- About this exercise:
Write out each record in full and exactly as given. Skip any pictures.

(Data extract Opens)

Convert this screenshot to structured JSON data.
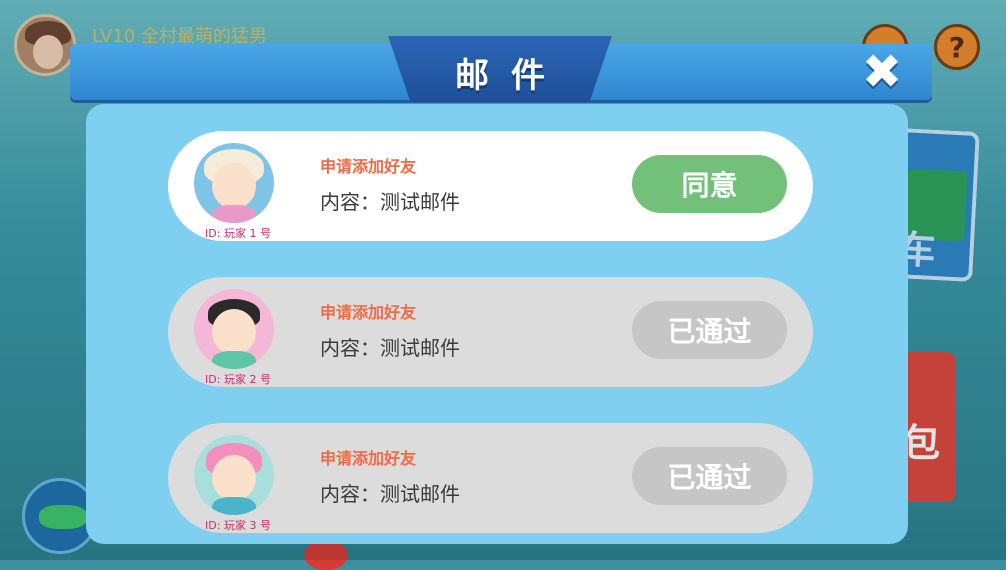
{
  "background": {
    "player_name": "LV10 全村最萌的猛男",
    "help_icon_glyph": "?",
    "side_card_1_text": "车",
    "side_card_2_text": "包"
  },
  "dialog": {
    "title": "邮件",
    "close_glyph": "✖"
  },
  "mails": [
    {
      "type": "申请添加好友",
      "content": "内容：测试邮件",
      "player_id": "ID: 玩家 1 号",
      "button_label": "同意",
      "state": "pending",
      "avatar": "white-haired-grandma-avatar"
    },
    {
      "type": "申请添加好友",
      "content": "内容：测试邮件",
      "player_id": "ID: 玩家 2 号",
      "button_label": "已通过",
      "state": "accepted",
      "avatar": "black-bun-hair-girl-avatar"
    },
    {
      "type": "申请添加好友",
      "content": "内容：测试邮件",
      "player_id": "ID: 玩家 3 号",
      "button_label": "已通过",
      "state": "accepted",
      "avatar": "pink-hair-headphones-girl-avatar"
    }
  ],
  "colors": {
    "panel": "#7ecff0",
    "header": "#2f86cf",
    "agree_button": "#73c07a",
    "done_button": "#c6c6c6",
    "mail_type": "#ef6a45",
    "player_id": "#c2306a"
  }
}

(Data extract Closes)

- Solution to this task:
Convert this screenshot to structured JSON data.
{
  "background": {
    "player_name": "LV10 全村最萌的猛男",
    "help_icon_glyph": "?",
    "side_card_1_text": "车",
    "side_card_2_text": "包"
  },
  "dialog": {
    "title": "邮件",
    "close_glyph": "✖"
  },
  "mails": [
    {
      "type": "申请添加好友",
      "content": "内容：测试邮件",
      "player_id": "ID: 玩家 1 号",
      "button_label": "同意",
      "state": "pending",
      "avatar": "white-haired-grandma-avatar"
    },
    {
      "type": "申请添加好友",
      "content": "内容：测试邮件",
      "player_id": "ID: 玩家 2 号",
      "button_label": "已通过",
      "state": "accepted",
      "avatar": "black-bun-hair-girl-avatar"
    },
    {
      "type": "申请添加好友",
      "content": "内容：测试邮件",
      "player_id": "ID: 玩家 3 号",
      "button_label": "已通过",
      "state": "accepted",
      "avatar": "pink-hair-headphones-girl-avatar"
    }
  ],
  "colors": {
    "panel": "#7ecff0",
    "header": "#2f86cf",
    "agree_button": "#73c07a",
    "done_button": "#c6c6c6",
    "mail_type": "#ef6a45",
    "player_id": "#c2306a"
  }
}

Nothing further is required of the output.